Segment Start: Source material

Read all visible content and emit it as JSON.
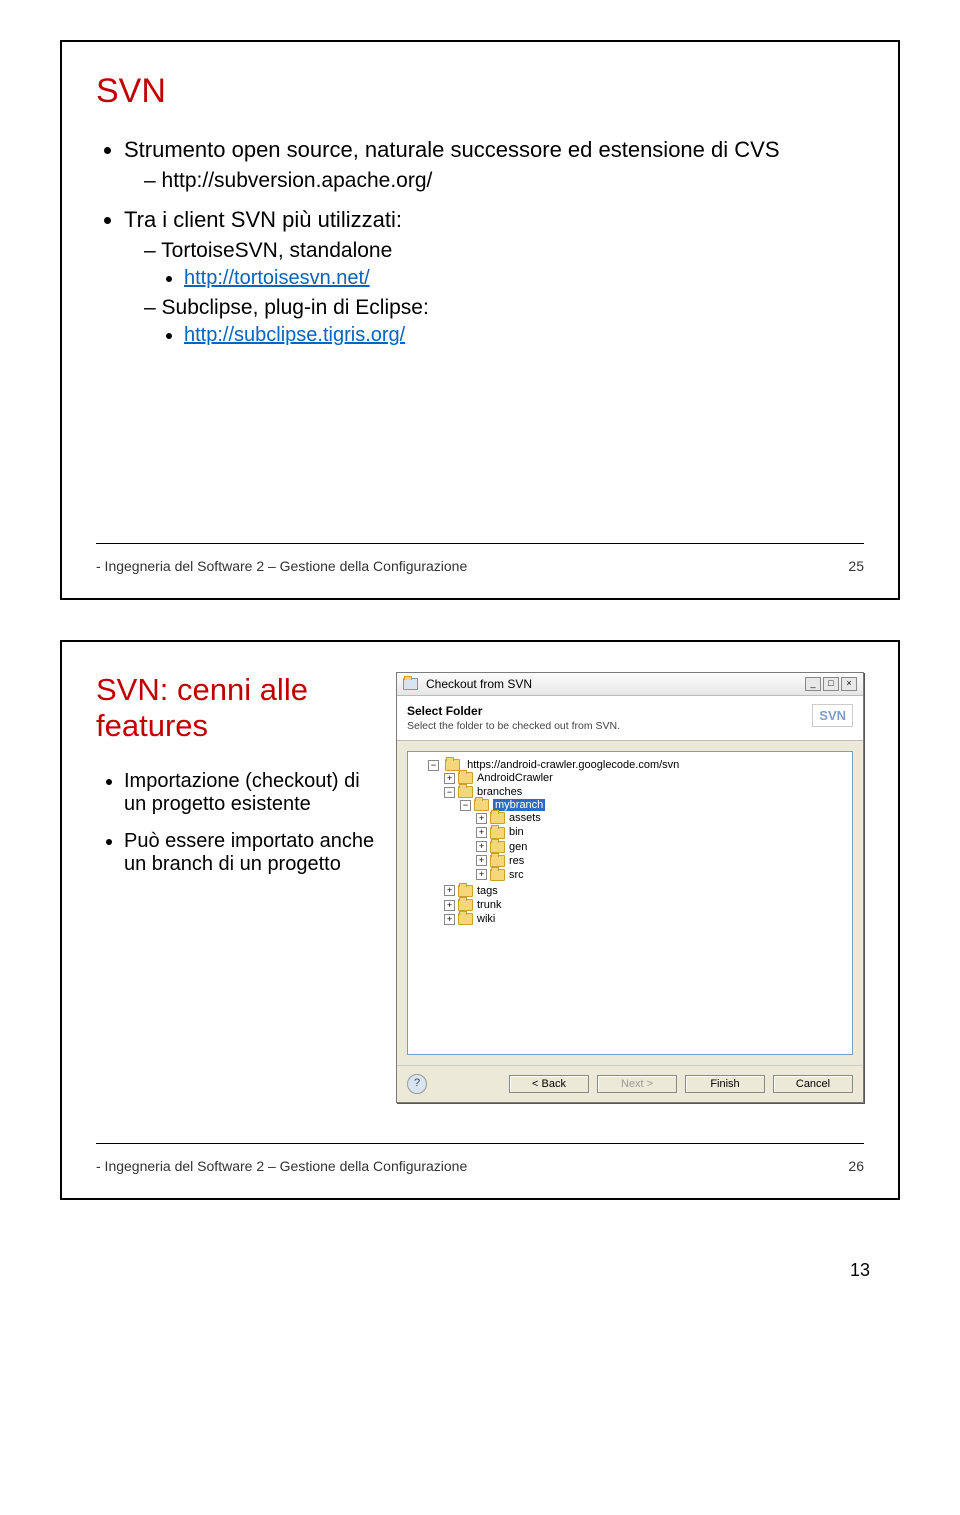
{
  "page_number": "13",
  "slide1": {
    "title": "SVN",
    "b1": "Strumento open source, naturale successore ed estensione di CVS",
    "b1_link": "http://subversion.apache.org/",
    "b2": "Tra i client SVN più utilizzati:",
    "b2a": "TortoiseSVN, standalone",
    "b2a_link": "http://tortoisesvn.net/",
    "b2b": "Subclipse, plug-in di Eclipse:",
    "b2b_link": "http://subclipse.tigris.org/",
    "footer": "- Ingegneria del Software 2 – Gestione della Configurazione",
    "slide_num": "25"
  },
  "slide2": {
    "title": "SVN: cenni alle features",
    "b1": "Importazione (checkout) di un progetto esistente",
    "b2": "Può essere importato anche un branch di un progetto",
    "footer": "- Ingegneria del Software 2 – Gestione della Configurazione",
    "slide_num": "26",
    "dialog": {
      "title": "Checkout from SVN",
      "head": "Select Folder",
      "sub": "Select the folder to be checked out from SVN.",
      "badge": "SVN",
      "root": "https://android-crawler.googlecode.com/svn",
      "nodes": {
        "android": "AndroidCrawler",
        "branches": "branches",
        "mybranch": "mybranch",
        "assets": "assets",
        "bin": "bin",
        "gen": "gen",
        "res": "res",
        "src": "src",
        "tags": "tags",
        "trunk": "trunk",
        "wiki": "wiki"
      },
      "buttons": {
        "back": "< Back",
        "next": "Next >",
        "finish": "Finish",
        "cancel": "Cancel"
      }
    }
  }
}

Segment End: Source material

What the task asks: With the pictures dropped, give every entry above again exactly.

Exercise answer:
Read all visible content and emit it as JSON.
{
  "page_number": "13",
  "slide1": {
    "title": "SVN",
    "b1": "Strumento open source, naturale successore ed estensione di CVS",
    "b1_link": "http://subversion.apache.org/",
    "b2": "Tra i client SVN più utilizzati:",
    "b2a": "TortoiseSVN, standalone",
    "b2a_link": "http://tortoisesvn.net/",
    "b2b": "Subclipse, plug-in di Eclipse:",
    "b2b_link": "http://subclipse.tigris.org/",
    "footer": "- Ingegneria del Software 2 – Gestione della Configurazione",
    "slide_num": "25"
  },
  "slide2": {
    "title": "SVN: cenni alle features",
    "b1": "Importazione (checkout) di un progetto esistente",
    "b2": "Può essere importato anche un branch di un progetto",
    "footer": "- Ingegneria del Software 2 – Gestione della Configurazione",
    "slide_num": "26",
    "dialog": {
      "title": "Checkout from SVN",
      "head": "Select Folder",
      "sub": "Select the folder to be checked out from SVN.",
      "badge": "SVN",
      "root": "https://android-crawler.googlecode.com/svn",
      "nodes": {
        "android": "AndroidCrawler",
        "branches": "branches",
        "mybranch": "mybranch",
        "assets": "assets",
        "bin": "bin",
        "gen": "gen",
        "res": "res",
        "src": "src",
        "tags": "tags",
        "trunk": "trunk",
        "wiki": "wiki"
      },
      "buttons": {
        "back": "< Back",
        "next": "Next >",
        "finish": "Finish",
        "cancel": "Cancel"
      }
    }
  }
}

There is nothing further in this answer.